Fun With Monitor Calibration
I've been using a defunct Pantone Huey Pro to calibrate my display, for pretty much as long as I can remember. While the device hasn't been officially supported for a while, it had continued to function until recently. Since El Capitan came out, the software hasn't been working properly, and my display has been slowly drifting. On top of that, somewhere along the way, the gamma got screwed up, which I didn't realise. So the upshot of this is that my screen was too bright, and so I was outputting my images too dark.
I've known that something was really wrong recently, as I would often check things on my laptop or iPad, and I began to notice that images were much darker than they were on my computer. It was obvious even just looking at the screen that it wasn't right, as black levels seemed way to high on every image, and it was difficult to correct for. This was when I realised that the old calibration software wasn't working properly and it had set a gamma that was completely wrong. Anyway, the upshot of this is that I replaced my seriously ageing Huey Pro with an X-Rite ColorMunki. And that's where the fun started.
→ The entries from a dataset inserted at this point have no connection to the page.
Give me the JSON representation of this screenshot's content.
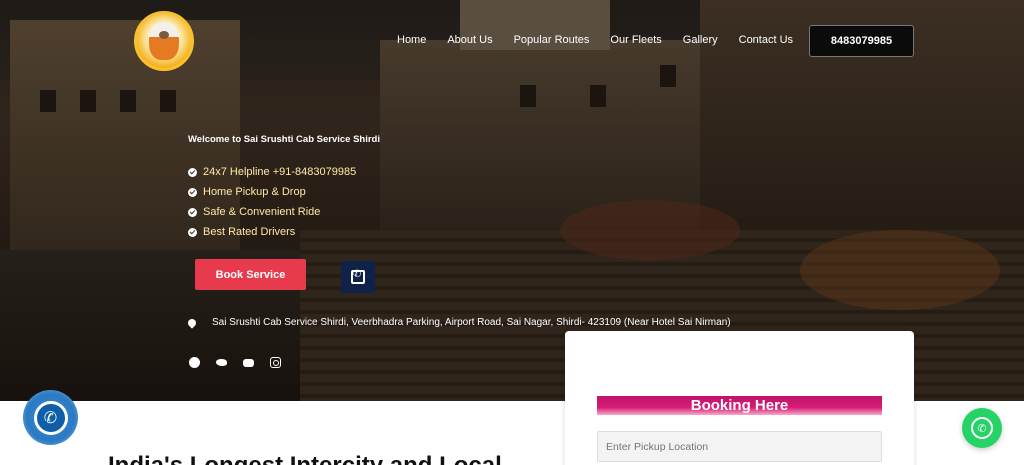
{
  "header": {
    "logo_alt": "Sai Baba logo",
    "nav": [
      "Home",
      "About Us",
      "Popular Routes",
      "Our Fleets",
      "Gallery",
      "Contact Us"
    ],
    "phone_button": "8483079985"
  },
  "hero": {
    "welcome": "Welcome to Sai Srushti Cab Service Shirdi",
    "features": [
      "24x7 Helpline +91-8483079985",
      "Home Pickup & Drop",
      "Safe & Convenient Ride",
      "Best Rated Drivers"
    ],
    "book_button": "Book Service",
    "call_icon": "phone-icon",
    "address": "Sai Srushti Cab Service Shirdi, Veerbhadra Parking, Airport Road, Sai Nagar, Shirdi- 423109 (Near Hotel Sai Nirman)",
    "social_icons": [
      "facebook-icon",
      "twitter-icon",
      "youtube-icon",
      "instagram-icon"
    ]
  },
  "booking": {
    "title": "Booking Here",
    "pickup_placeholder": "Enter Pickup Location"
  },
  "section": {
    "heading_partial": "India's Longest Intercity and Local"
  },
  "colors": {
    "book_button": "#e83a4d",
    "call_button": "#10214a",
    "booking_title": "#c0136a",
    "whatsapp": "#25d366",
    "feature_text": "#ffe9a8"
  }
}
I hate calibration, but it's a necessary evil. It always looks wrong when you first calibrate, but in this case it was definitely not right. My first attempt, using the easy option, left the display so dim that I couldn't even see it. It probably didn't help that the sun was coming in and out the whole time. On the second attempt I chose the advanced option, and set some things manually. This looked much better, but it still looks weird. Third and fourth attempts later, it's a bit better but it still now looks too dark.
Therein lies the problem with calibration. How do you know when it's correct? Ironically, the whole point of calibration is so you know your display is correct, but how do you know the calibration itself is correct? I know that's kind of a redundant argument, but you seem to get different results when you calibrate, even if it's only minutes apart. You would think I would be used to this by now, as I've been doing this for years, but nope, every time it ticks me off. Another thing that annoys me about calibration, is that most calibration is designed to match your printer output, so it sets your display brightness right down. I get reason for this, but I wish there was a "web" mode or something similar.
I know what you're probably saying to yourself: "but most people on the web are using uncalibrated displays, so why bother?" Well, if your display slips significantly it can still result in you putting out images that are too dark or too bright, even on the web. Surely they could come up wth some sort of average display profile, and design a calibration for that. I think that brightness is the biggest issue. If your display's gamma is considerably off, as mine was, all the images you share can look either much brighter or darker depending on wheat you view them on. Or how about correcting the colours and gamma, but not setting a brightness level so dim you can't see it unless you're in a darkened room? Or how about a target that matches the average gamma of mobile devices or something like that. It's kind of frustrating when you have a display with a great backlights and high contrast ratio, only to have your calibration software set the brightness to about 10%.
To be fair, the ColorMunki is much better than the Huey ever was, and there are much more options, but I wish there was a way to make it simpler. The whole point of having a calibration device in the first place is so you can know your display is correct, but if you can calibrate your display twice in a row, and have different results each time, then how do you know what's right or not? (The colours were broadly the same, but the brightness and contrast were different). Maybe I am doing something really stupid? I've been calibrating my display for years, so I don't think so. Or maybe my monitor has just had it. It is 7 years old, and pretty much been on 18 hours a day in that time. But I don't know. As much as I love computers and technology, there are days when you wish they would just get out of the way and let you deal with your photos without the technical distractions.
I think something like Apple's true tone technology on the new iPad Pro is step in the right direction. I'm not sure how well it works, or how they know if the calibration is right in the first place, but it's certainly a good idea. Anyway, the moral of the story is, don't let your display get so far out of calibration, that you want to break down and cry in frustration when you finally fix it. If it is actually fixed. Agggghhhhhh.........